Although oncology pts consider it important to have clinical trials available to them, many do not understand key concepts such as randomisation, chance and equipoise. The data collected from this study will be used to address this and develop customised interventions to improve understanding and informed trial participation.

Clinical trial identification

Legal entity responsible for the study

Catherine M. Kelly


Funding provided to Cancer Trials Ireland by Amgen, Abbvie, Bayor and Inveva
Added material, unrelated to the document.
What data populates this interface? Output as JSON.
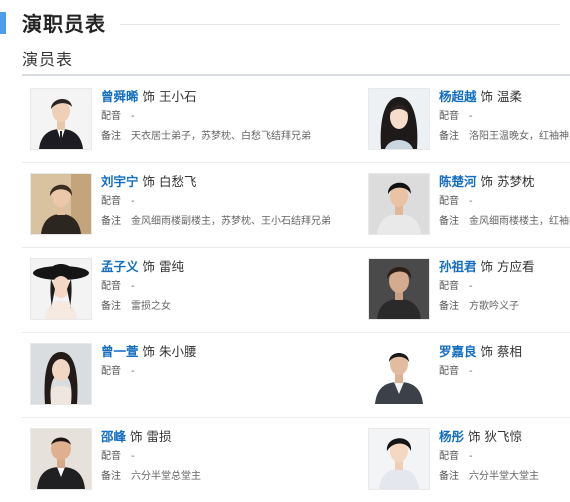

C.M. Kelly: Funding was provided by the following companies; Bayer, Amgen, Abbvie, Inveva to Cancer Trials Ireland (formerly ICORG) our National Clinical Trials group. The research conducted was totally independent of these funders. All other authors have declared no conflicts of interest.

This site uses cookies. Some of these cookies are essential, while others help us improve your experience by providing insights into how the site is being used.

For more detailed information on the cookies we use, please check our Privacy Policy.

Customise settings
  • Necessary cookies enable core functionality. The website cannot function properly without these cookies, and you can only disable them by changing your browser preferences.